Many of the leading online retailers such as Amazon, eBay and PayPal are operating in Ireland and have reaped the benefits of relying on debit and credit payments through the internet.

According to a report by National Irish Bank (NIB), the Government could save more than €1bn if it moves into electronic payment systems. With such an opportunity available, it’s easy to see why many Irish businesses are looking to break into this payment method.

“At the moment, the way Irish firms are working is they’re looking into payment methods and are looking into opening up their business to a larger environment, as well,” said Michelle Murphy, Sage Pay sales executive.

Diversifying into e-payments is vital to not only improve efficiency, but also to help manage revenue intake. Ireland is the most intensive cash user and the second most extensive user of cheques in Europe.

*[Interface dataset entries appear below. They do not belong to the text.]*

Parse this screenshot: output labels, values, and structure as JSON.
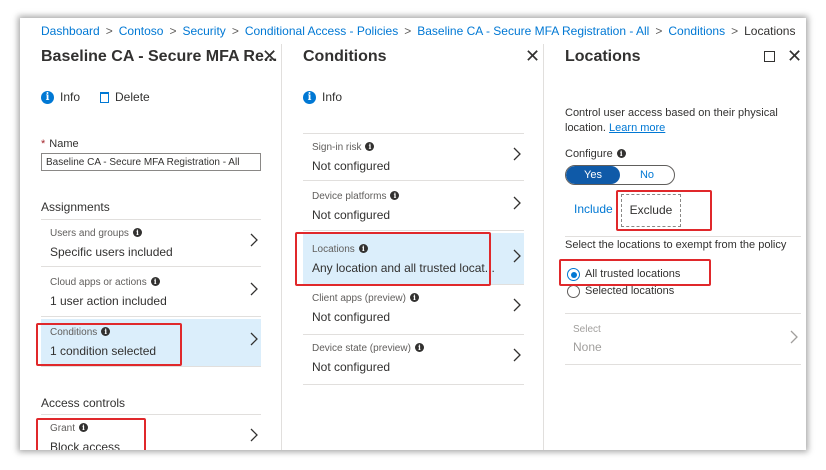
{
  "breadcrumb": [
    "Dashboard",
    "Contoso",
    "Security",
    "Conditional Access - Policies",
    "Baseline CA - Secure MFA Registration - All",
    "Conditions",
    "Locations"
  ],
  "policy_blade": {
    "title": "Baseline CA - Secure MFA Re...",
    "info_label": "Info",
    "delete_label": "Delete",
    "name_label": "Name",
    "name_value": "Baseline CA - Secure MFA Registration - All",
    "assignments_heading": "Assignments",
    "rows": [
      {
        "label": "Users and groups",
        "value": "Specific users included"
      },
      {
        "label": "Cloud apps or actions",
        "value": "1 user action included"
      },
      {
        "label": "Conditions",
        "value": "1 condition selected"
      }
    ],
    "access_controls_heading": "Access controls",
    "grant": {
      "label": "Grant",
      "value": "Block access"
    }
  },
  "conditions_blade": {
    "title": "Conditions",
    "info_label": "Info",
    "rows": [
      {
        "label": "Sign-in risk",
        "value": "Not configured"
      },
      {
        "label": "Device platforms",
        "value": "Not configured"
      },
      {
        "label": "Locations",
        "value": "Any location and all trusted locat..."
      },
      {
        "label": "Client apps (preview)",
        "value": "Not configured"
      },
      {
        "label": "Device state (preview)",
        "value": "Not configured"
      }
    ]
  },
  "locations_blade": {
    "title": "Locations",
    "description": "Control user access based on their physical location.",
    "learn_more": "Learn more",
    "configure_label": "Configure",
    "toggle_yes": "Yes",
    "toggle_no": "No",
    "tab_include": "Include",
    "tab_exclude": "Exclude",
    "exempt_prompt": "Select the locations to exempt from the policy",
    "radio_all": "All trusted locations",
    "radio_selected": "Selected locations",
    "select_label": "Select",
    "select_value": "None"
  },
  "colors": {
    "accent": "#0078d4",
    "selected_row": "#dbeefb",
    "highlight": "#e0282b",
    "toggle_on": "#0f5aa8"
  }
}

This can prove detrimental to businesses, which are often left waiting on cheques to arrive in on time, affecting their accounts. By switching to electronic payments, this can be avoided, not only helping with processing finances, but also cutting costs.

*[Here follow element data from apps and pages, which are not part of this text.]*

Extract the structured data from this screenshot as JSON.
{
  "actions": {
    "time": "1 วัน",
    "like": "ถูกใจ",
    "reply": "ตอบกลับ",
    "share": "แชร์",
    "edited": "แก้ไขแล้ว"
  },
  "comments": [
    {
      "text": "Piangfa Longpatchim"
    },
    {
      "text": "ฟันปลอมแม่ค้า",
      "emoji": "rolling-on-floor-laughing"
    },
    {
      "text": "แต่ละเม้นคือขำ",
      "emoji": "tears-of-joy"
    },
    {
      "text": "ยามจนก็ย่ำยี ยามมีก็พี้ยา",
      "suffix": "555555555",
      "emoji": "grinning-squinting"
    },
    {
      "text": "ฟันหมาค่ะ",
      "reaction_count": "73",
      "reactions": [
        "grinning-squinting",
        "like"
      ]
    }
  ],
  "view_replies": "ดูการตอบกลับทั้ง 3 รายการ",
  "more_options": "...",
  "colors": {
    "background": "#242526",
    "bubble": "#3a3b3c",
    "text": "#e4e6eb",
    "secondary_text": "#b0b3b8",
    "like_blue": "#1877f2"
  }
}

“The big thing (with e-payments) is that companies are reducing their costs and can put their resources of people into difference areas, rather than chasing debts and following up phone calls trying to get payments,” said Murphy.

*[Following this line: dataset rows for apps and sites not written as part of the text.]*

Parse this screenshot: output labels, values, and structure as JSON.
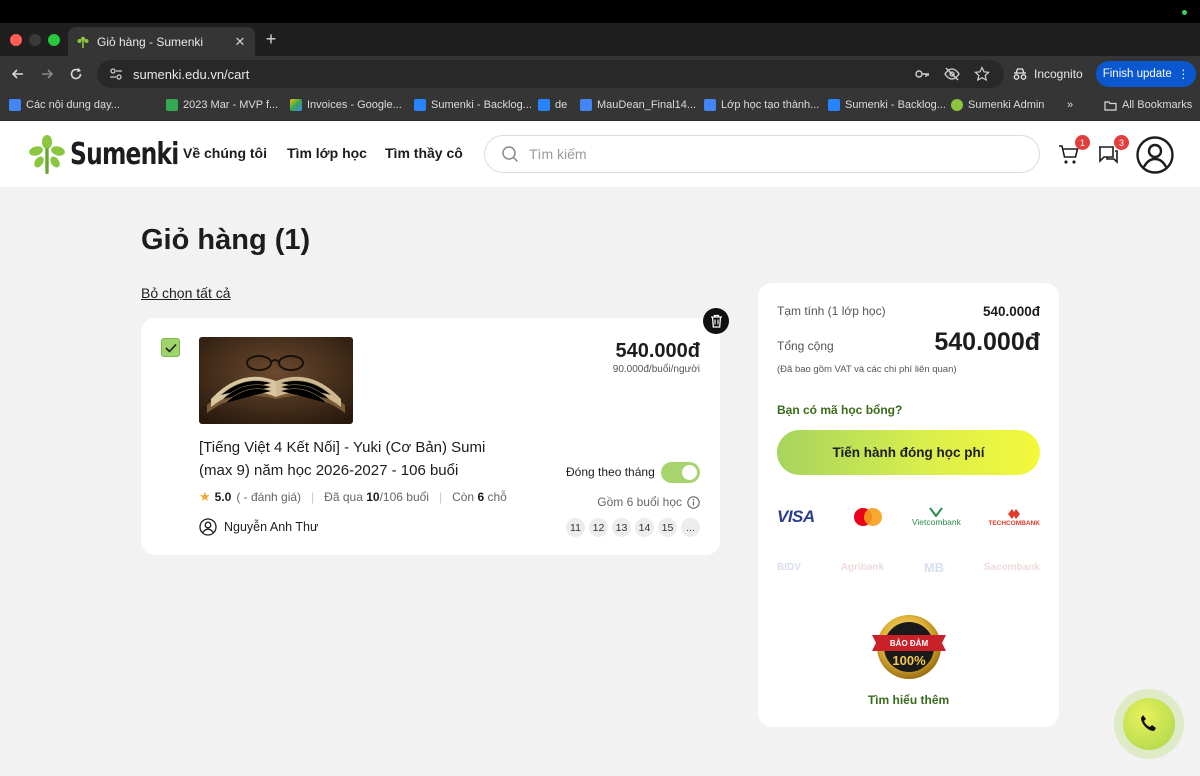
{
  "browser": {
    "tab_title": "Giỏ hàng - Sumenki",
    "url": "sumenki.edu.vn/cart",
    "incognito_label": "Incognito",
    "finish_update_label": "Finish update",
    "bookmarks": [
      "Các nội dung dạy...",
      "2023 Mar - MVP f...",
      "Invoices - Google...",
      "Sumenki - Backlog...",
      "de",
      "MauDean_Final14...",
      "Lớp học tạo thành...",
      "Sumenki - Backlog...",
      "Sumenki Admin"
    ],
    "bookmarks_overflow": "»",
    "all_bookmarks_label": "All Bookmarks"
  },
  "header": {
    "logo_text": "Sumenki",
    "nav": [
      "Về chúng tôi",
      "Tìm lớp học",
      "Tìm thầy cô"
    ],
    "search_placeholder": "Tìm kiếm",
    "cart_badge": "1",
    "chat_badge": "3"
  },
  "page": {
    "title": "Giỏ hàng (1)",
    "deselect_all": "Bỏ chọn tất cả"
  },
  "cart_item": {
    "price": "540.000đ",
    "unit_price": "90.000đ/buổi/người",
    "title": "[Tiếng Việt 4 Kết Nối] - Yuki (Cơ Bản) Sumi (max 9) năm học 2026-2027 - 106 buổi",
    "rating": "5.0",
    "rating_note": "( - đánh giá)",
    "progress_prefix": "Đã qua",
    "progress_done": "10",
    "progress_total": "/106 buổi",
    "remaining_prefix": "Còn",
    "remaining_count": "6",
    "remaining_suffix": "chỗ",
    "teacher": "Nguyễn Anh Thư",
    "monthly_label": "Đóng theo tháng",
    "monthly_enabled": true,
    "sessions_note": "Gồm 6 buổi học",
    "session_chips": [
      "11",
      "12",
      "13",
      "14",
      "15",
      "..."
    ]
  },
  "summary": {
    "subtotal_label": "Tạm tính (1 lớp học)",
    "subtotal_value": "540.000đ",
    "total_label": "Tổng cộng",
    "total_value": "540.000đ",
    "vat_note": "(Đã bao gồm VAT và các chi phí liên quan)",
    "scholarship_link": "Bạn có mã học bổng?",
    "pay_button": "Tiến hành đóng học phí",
    "payment_methods": [
      "VISA",
      "Mastercard",
      "Vietcombank",
      "TECHCOMBANK"
    ],
    "payment_methods_faint": [
      "BIDV",
      "Agribank",
      "MB",
      "Sacombank"
    ],
    "seal_top": "BẢO ĐẢM",
    "seal_bottom": "100%",
    "learn_more": "Tìm hiểu thêm"
  },
  "colors": {
    "accent_green": "#9fd36b",
    "pay_gradient_start": "#a6d45e",
    "pay_gradient_end": "#f4f83a",
    "badge_red": "#e43d3d",
    "link_green": "#3a6b1a"
  }
}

“From research I’ve been doing over the last couple of months, the main reason why a lot of our customers want to take payments by debit and credit cards are because cheques aren’t arriving in,” she added.

Not only can businesses streamline payments, they can also expand their market throughout Europe and beyond through e-commerce. 

“If businesses go online, as well, and accept payments through websites and e-commerce, it’ll open them up to a larger market, bringing in revenue where they wouldn’t have gotten it before,” said Murphy.

“We’ve one leading hotel, for example, which just went online a couple of months ago.

“They’ve brought in several thousand euro in revenue, which they wouldn’t have gotten before going online,” she said.

While Ireland is currently behind in e-payments, there is still a great opportunity for them to move into this. The NIB report has recommended that Ireland should reduce its cheque usage by 95pc and reduce cash usage to below the European average by 2013.

This push could be what the country needs in order to move into this payment method, putting us on an equal e-payment level with the rest of Europe and boosting our economy.